BYLINE: Ebrahim Bham
As the world is focusing on the number of soldiers killed and the financial resources attached to the occupation in Iraq, the humanitarian side of the war is forgotten.
The mounting financial cost of the American war effort in Iraq is dwarfed by its rising humanitarian impact. Evidence of the scant interest in the impact the war has on human lives is displayed in disputes between government agencies, NGOs and human rights organisations about the actual number of Iraqi civilians killed.
During November 2006, the United States's Congressional Research Service (CRS) released a report on the contradictory numbers of civilian deaths given in Iraq. The CRS indicates that, although the US Department of Defence often releases accurate statistics on the number of US soldiers killed, or those wounded in action, it does not do the same for civilian deaths.
For such statistics one has to turn to non-profit or media watchdogs for estimates. This could be read either as a sign of ignorance, or total disinterest in the impact the ongoing war has on Iraqi citizens.
The CRS report gives a breakdown of civilian death estimates provided by different organisations. These include: Iraq Body Count estimates that between 47 016 and 52 142 civilians died between March 19, 2003 and November 14, 2006; the Iraq Casualty Count estimates 19 480 died from March 1, 2005 to November 14, 2006; the Iraq Minister of Health estimates 150 000 people died from March 19, 2003 to November 10 2006; while a study published in the medical journal, The Lancet, argues that between 426 369 and 793 663 civilians have died during the war so far.
It is obvious such widely divergent body counts can only be interpreted as an indication of the extent to which both the occupying powers and the Iraq administration are failing to comprehend and keep track of the realities of war and its devastation.
In stark contrast to the guesstimates of civilian deaths, the US Department of Defence provides accurate and up-to-date reports on military casualties, numbers of wounded soldiers, and those evacuated from Iraq because of psycho-logical disorders.

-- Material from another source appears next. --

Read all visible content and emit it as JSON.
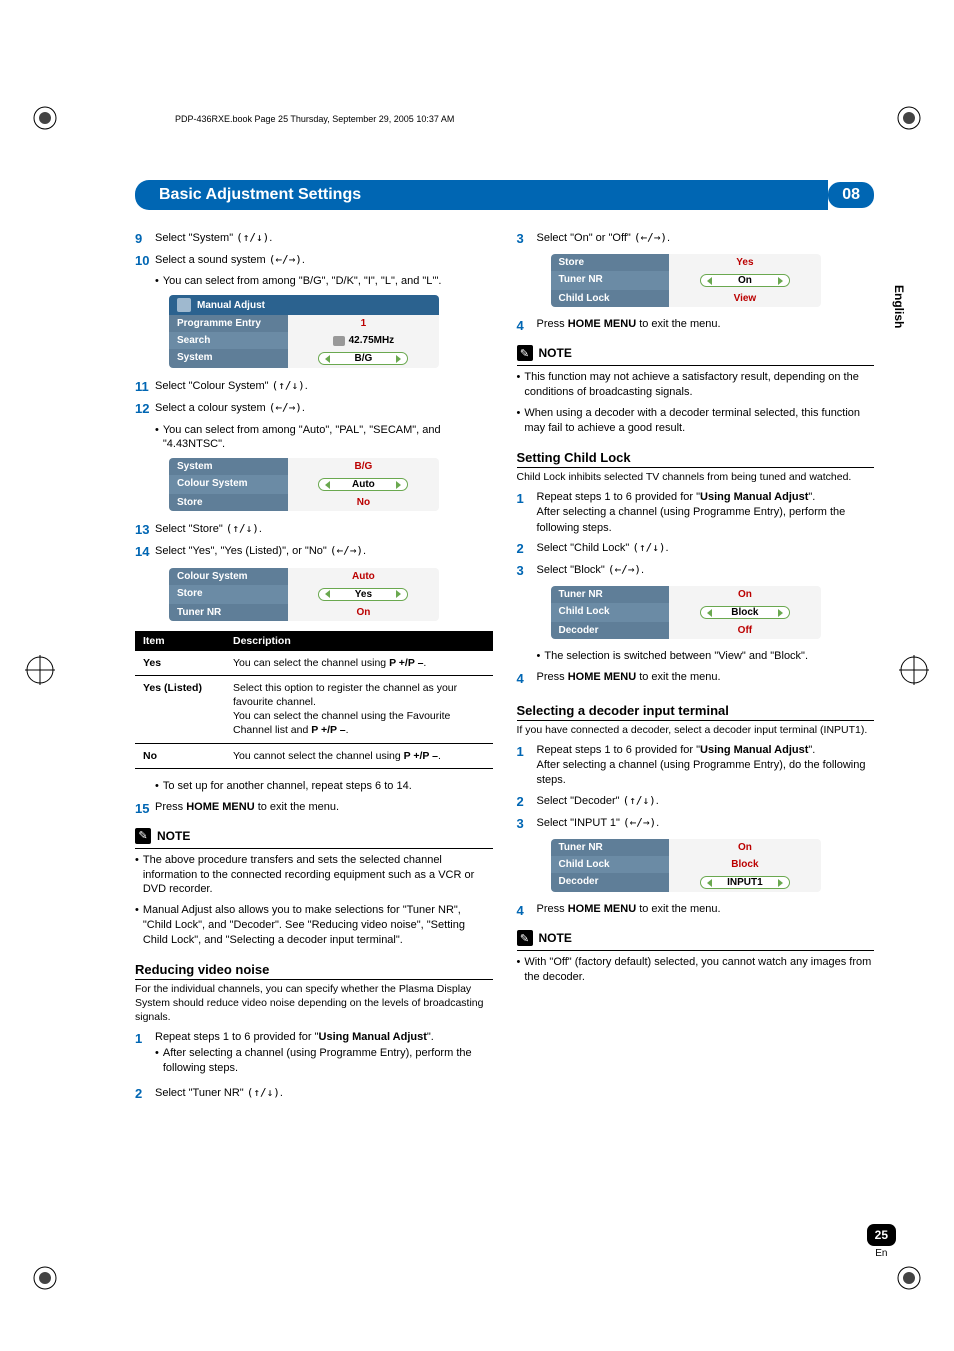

If one is to apply a simple exercise in logic, the number of 35 000 wounded US soldiers should make one wonder about the extent of civilian casualties from military operations; suicide bomb attacks; roadside bombings; reprisals; and action by sectarian warlords. How many Iraqi civilians have been turned into walking wounded?

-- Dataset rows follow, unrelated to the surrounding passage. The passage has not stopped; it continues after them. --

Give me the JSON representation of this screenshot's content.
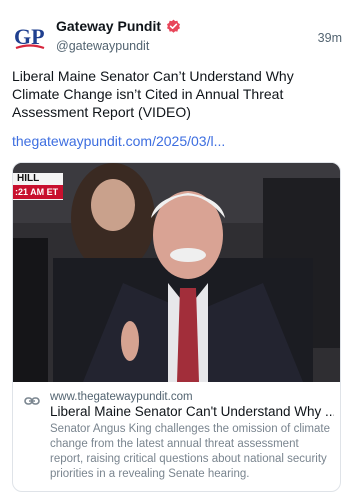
{
  "post": {
    "author": {
      "display_name": "Gateway Pundit",
      "handle": "@gatewaypundit",
      "avatar_text": "GP",
      "verified_icon": "verified-badge-icon"
    },
    "timestamp": "39m",
    "text": "Liberal Maine Senator Can’t Understand Why Climate Change isn’t Cited in Annual Threat Assessment Report (VIDEO)",
    "link_text": "thegatewaypundit.com/2025/03/l..."
  },
  "card": {
    "image_overlay": {
      "caption_top": "HILL",
      "caption_bottom": ":21 AM ET"
    },
    "domain": "www.thegatewaypundit.com",
    "title": "Liberal Maine Senator Can't Understand Why ...",
    "description": "Senator Angus King challenges the omission of climate change from the latest annual threat assessment report, raising critical questions about national security priorities in a revealing Senate hearing.",
    "link_icon": "link-icon"
  },
  "colors": {
    "link": "#3d6ee0",
    "verified_badge": "#e8465a",
    "avatar_blue": "#1f3f8f",
    "avatar_red": "#d7263d"
  }
}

The human impact of conditions in Iraq should become the driving force behind international efforts to find a solution to the war.

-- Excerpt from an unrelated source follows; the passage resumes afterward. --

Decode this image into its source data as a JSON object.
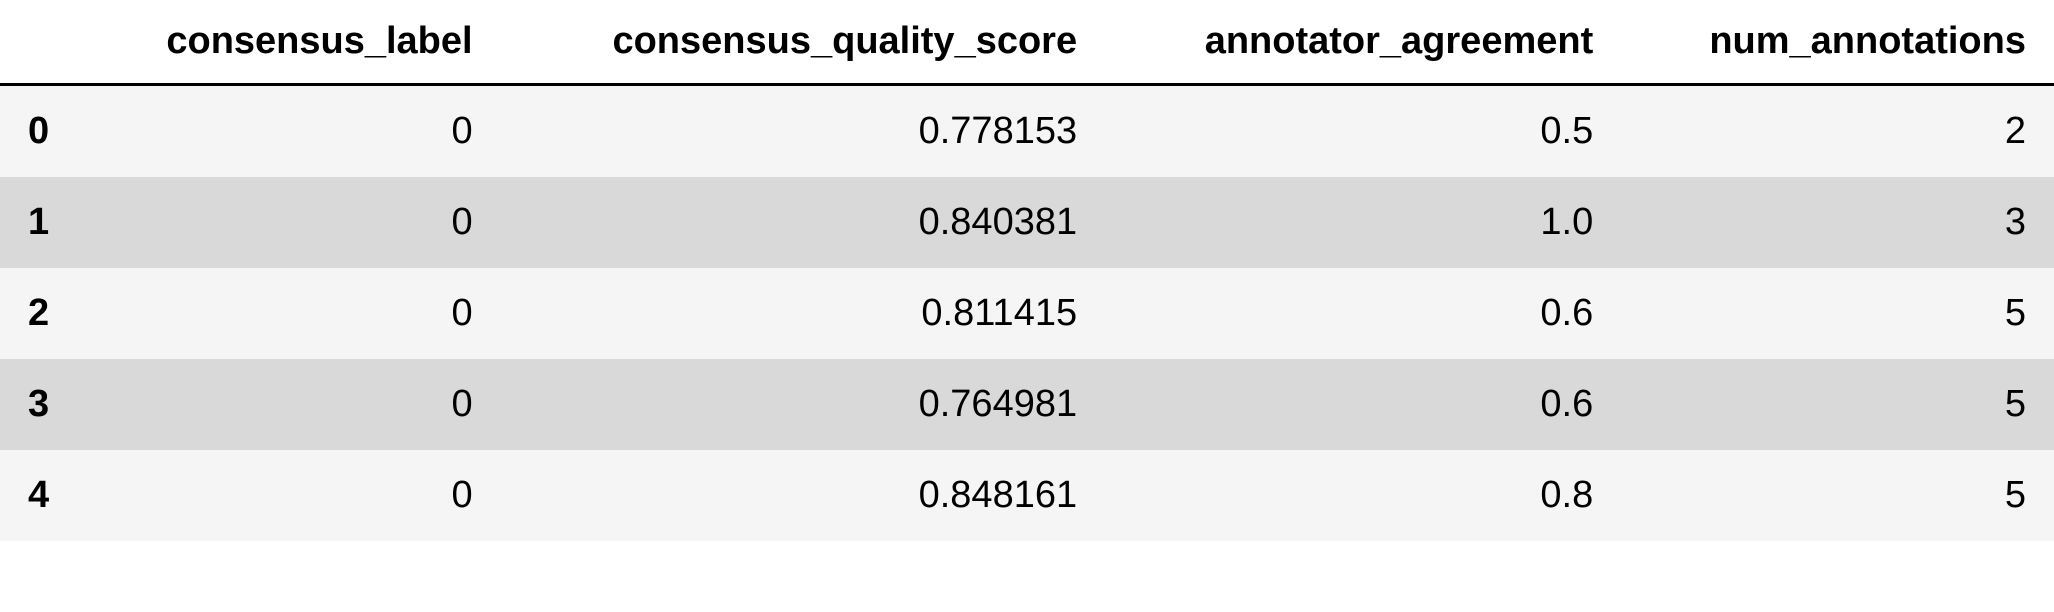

As the US increases its military budgets, it is likely that the statistical curve of "collateral damage" will rise as well. This leads to the second hidden cost of the war in Iraq. US military spending is the largest item on the Federal budget. The projected defence budget for 2008, together with supplementary financing for the wars in Afghanistan and Iraq, may push the budget to a staggering $647. …